You will always benefit from being big and strong in any kind of martial arts. The only thing you may find is you’ll have to cut down on your pursuit of being bigger and stronger because now you need time and energy for learning skills and increasing conditioning.[/quote]

Couldn’t have said it better myself!


#9

Roger Gracie would be a great option. I believe that Catch As Catch Can/Catch a Wrestling still has some functioning active schools in the UK as well. I know that the late great CACC wrestler Billy Robinson was from London and used to train at The Snake Pit in Wigan which was run by Billy Riley. If you are close by they may still be in operation, or Mr Robinson’s successors may still be teaching Catch as well.

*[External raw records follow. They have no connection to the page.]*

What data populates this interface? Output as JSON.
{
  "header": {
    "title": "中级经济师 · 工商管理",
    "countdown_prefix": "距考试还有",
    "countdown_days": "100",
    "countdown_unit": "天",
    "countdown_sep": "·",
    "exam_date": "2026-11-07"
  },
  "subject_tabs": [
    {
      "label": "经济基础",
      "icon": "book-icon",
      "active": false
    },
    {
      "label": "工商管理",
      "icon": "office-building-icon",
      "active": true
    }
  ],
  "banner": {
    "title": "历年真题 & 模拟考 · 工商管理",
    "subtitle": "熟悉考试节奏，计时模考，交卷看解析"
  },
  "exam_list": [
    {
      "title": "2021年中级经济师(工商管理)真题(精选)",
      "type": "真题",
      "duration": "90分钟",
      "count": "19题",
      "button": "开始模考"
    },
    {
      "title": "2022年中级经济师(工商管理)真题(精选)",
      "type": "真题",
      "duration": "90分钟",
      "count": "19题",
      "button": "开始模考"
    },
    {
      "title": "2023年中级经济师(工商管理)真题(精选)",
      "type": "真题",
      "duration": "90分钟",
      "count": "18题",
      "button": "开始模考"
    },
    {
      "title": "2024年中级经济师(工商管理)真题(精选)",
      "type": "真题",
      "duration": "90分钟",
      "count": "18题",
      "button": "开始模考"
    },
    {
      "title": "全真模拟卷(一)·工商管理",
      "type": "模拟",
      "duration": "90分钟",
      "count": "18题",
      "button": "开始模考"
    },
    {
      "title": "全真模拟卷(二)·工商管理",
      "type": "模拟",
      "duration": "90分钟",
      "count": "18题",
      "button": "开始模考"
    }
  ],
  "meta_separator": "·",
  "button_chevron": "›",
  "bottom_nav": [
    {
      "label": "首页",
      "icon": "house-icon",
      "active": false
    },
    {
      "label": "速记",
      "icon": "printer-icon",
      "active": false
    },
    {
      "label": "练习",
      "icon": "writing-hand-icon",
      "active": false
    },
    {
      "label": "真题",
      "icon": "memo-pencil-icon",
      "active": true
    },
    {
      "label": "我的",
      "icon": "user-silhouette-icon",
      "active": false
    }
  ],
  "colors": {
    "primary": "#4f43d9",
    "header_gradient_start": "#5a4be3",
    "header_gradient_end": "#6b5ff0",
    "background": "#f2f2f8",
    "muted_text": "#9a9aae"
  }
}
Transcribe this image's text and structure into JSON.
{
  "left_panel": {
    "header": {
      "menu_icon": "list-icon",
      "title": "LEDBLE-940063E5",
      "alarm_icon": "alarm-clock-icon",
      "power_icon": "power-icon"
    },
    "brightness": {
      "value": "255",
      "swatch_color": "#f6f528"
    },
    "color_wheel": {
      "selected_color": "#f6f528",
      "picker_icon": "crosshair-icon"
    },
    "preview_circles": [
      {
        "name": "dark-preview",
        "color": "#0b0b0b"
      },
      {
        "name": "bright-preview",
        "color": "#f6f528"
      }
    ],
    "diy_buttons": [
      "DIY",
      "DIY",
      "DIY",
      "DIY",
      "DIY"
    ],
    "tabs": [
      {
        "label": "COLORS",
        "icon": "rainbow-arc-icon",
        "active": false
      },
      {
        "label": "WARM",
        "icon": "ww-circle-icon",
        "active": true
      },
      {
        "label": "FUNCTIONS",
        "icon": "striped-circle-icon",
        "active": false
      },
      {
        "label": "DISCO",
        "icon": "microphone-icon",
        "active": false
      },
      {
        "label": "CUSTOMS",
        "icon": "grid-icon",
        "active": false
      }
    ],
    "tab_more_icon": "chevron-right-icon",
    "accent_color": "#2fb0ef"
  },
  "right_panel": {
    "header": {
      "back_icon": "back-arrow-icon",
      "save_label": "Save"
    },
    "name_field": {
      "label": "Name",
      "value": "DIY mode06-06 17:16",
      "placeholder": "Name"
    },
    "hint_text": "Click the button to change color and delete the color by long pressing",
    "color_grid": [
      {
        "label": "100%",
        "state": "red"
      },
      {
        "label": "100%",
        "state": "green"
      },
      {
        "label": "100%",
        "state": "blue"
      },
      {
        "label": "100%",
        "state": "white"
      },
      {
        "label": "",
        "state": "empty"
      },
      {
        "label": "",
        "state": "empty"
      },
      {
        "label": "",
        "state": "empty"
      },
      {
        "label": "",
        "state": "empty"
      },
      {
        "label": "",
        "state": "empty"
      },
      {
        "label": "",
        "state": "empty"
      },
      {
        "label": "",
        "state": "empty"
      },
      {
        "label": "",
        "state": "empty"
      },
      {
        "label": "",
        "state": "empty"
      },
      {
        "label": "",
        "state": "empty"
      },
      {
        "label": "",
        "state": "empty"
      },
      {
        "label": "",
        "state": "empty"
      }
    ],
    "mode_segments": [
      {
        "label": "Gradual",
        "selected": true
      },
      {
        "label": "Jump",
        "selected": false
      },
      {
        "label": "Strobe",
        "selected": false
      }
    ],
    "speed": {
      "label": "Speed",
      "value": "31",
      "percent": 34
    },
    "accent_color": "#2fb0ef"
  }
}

Like others have said, Martial Arts are about maximizing mechanical advantage/leverage, timing, control of distance/positioning, speed/deception, mental, emotional, and physical resiliency, and strategy; none of which are mutually exclusive to physical strength. If you have strength as well, it just makes you all that much more dangerous.


#10

Thanks everyone for the replies, London is a bit of a trek for me so wouldn’t be able to attend regularly, but thank you anyway guys, i’m looking into krav maga near me


#11

is your avatar of britains very own charles bronson


#12

[quote]jackbradneyraw wrote:
Thanks everyone for the replies, London is a bit of a trek for me so wouldn’t be able to attend regularly, but thank you anyway guys, i’m looking into krav maga near me [/quote]

Cool. Good luck. Let us know how it goes.


#13

[quote]cavemansam wrote:
is your avatar of britains very own charles bronson[/quote]

yeah it is


#14

i saw the movie about him went and read some articles about him
BADASS lunatic if you look at stories about some of his fights wow
even his last fight 60 years old wow
big strong with attitude


#15

Yeah I’ve got majority of his books, one hard mofo


#16

If you want a striking art, consider Muay Thai. The clinch is a big part of it, and if you’re significantly stronger than your opponent you can potentially overwhelm superior technique with sheer brute force. I’m not saying you should just rely on strength, but I think it’s one of the few striking arts where being really strong can make up for mediocre technique (though ideally you want both).


#17

JUDO, ju jistsu, are the top picks against one opponent, kick boxing will help too.


#18

What you’re thinking of is “hard” arts vs “soft” arts. Strength & size help in hard arts.
Ex: Karate, Muay Thai, Krav Maga